The Lassithi Plateau on Crete (Updated)

The Lassithi plateau is an interesting geoformation. It’s almost a circlar area, completely circumvented by some mountains, up to 2148m in hight like the ????? (Dikti). The plateau itself is about 800m above the sea level. There are only a few passes to enter it. One is the pass of Ambelos, where I took a panorama picture showing (from left to right) the Lassithi plateau south, the pass with some ruins of its windmills and then the sea north of it:

Panorama of the pass of ambelos

Panorama of the pass of ambelos

On the left and right hand side hills of the pass, there are about 27 ancient windmills. Most of them are only ruins nowadays, but some of them are preserved resp. restored. It must have been hard to bring the corn up and the flour down after milling. Here’s a picture of the pass and its windmill ruins:
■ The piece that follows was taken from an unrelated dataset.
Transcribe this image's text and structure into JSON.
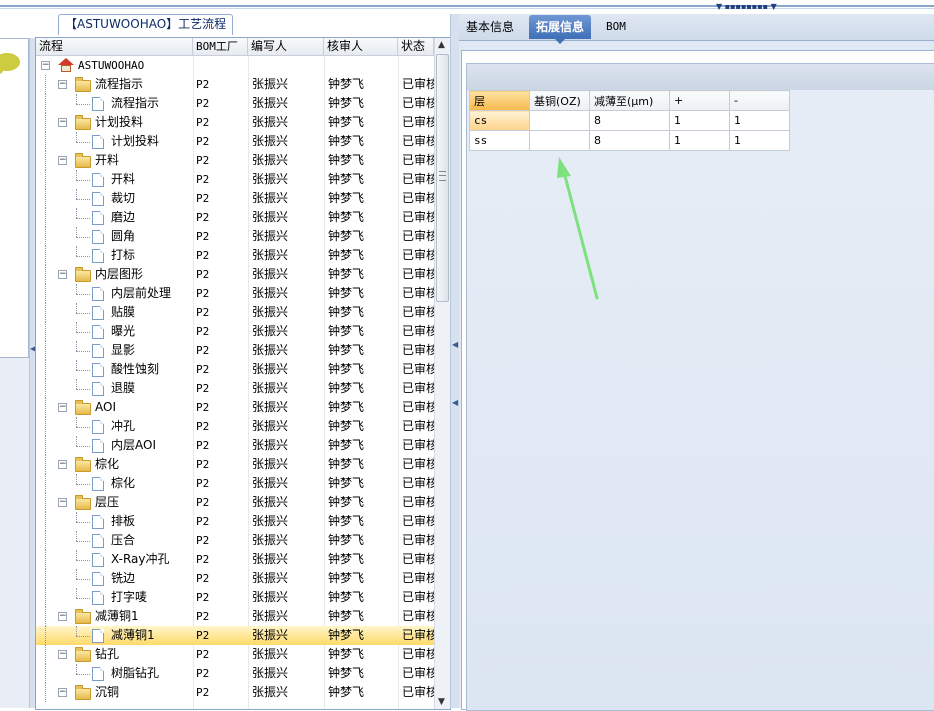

passofambelos.jpg

There are some further passes. One in the east where one can leave Lassithi in direction of Agios Nicolaos. There is one further pass in Kaminaki in the south, but I read it’s only passable if you have a good offroad vehicle.

Crete usually is known for many sunny days and a hot respectively mild climate. However, due to the height of some mountains (like the aforementioned Dikti), they are covered with snow in winter. Lassithi is much cooler than the coast of Crete in autumn, winter and spring. When the snow melts, I read water covers the base of the plateau. As there seems to be no canyon leaving Lassithi, this sounds plausible. The water then seeps away as ground water. The farmers used windmills to bring it back up to the surface. Today, the windmills get replaced by diesel powered pumps to become independent of changing weather conditions. However, the ancient windmills seem to be the more ecological alternative:

lassithiwaterwindmill.jpg

The villages are placed around the plateau, to preserve the fertile agricultural ground. In ????? (Psychro) there’s a tourist attraction, the Dictaean dripstone cave where Zeus was born. There are two paths from the parking place up to the cave, a new paved footway (recommended for climbing uphill) and an old “mountain hiking” trail.

Here’s a further panorama picture of the plateau, shot from the entrance area of the aforementioned cave:

Lassithi shot from the area of the dictean cave

Lassithi shot from the area of the dictean cave

North of the main plateau, there’s a further small plateau, about 950m above the sea level. It’s a very lovely place, where you are alone with the winds and the cowbells of the sheep:

Plateau north of Lassithi

Plateau north of Lassithi

Some notes about mapping. The complete tour lastet about ten hours. The N810 did a great job, running the connection to my bluetooth GPSr, MaemoMapper, osm2go and a homegrown waypoint recording application. One battery lasted for about 4 hours, which is an excellent time compared to its size and the CPU and memory usage of the running applications. I have two barreries available, which means both are not sufficient to accompany you for the whole trip. Due to limitations (I’d call it a bug) of Maemo Mapper, ensure to quit it before the device shuts down due to a drained battery. To avoid hassle, also make backups of its tracks regularly.

osm2go also shows some bugs, making it crash every now and then. If a crash occurs, you will have certainly lost the last parts of its track. Today I have seen crashes when I zoomed in extremely and tried to join the end node of a way to any node of another existing way. Again, ensure to make backups of your track regularly.

What I found annoying has been some mismapping. A mapper has drawn some ways over and along already existing ways. It is hard to fix that “on the go” using osm2go on the N810’s small screen. I therefore fixed it on the notebook back in the hotel.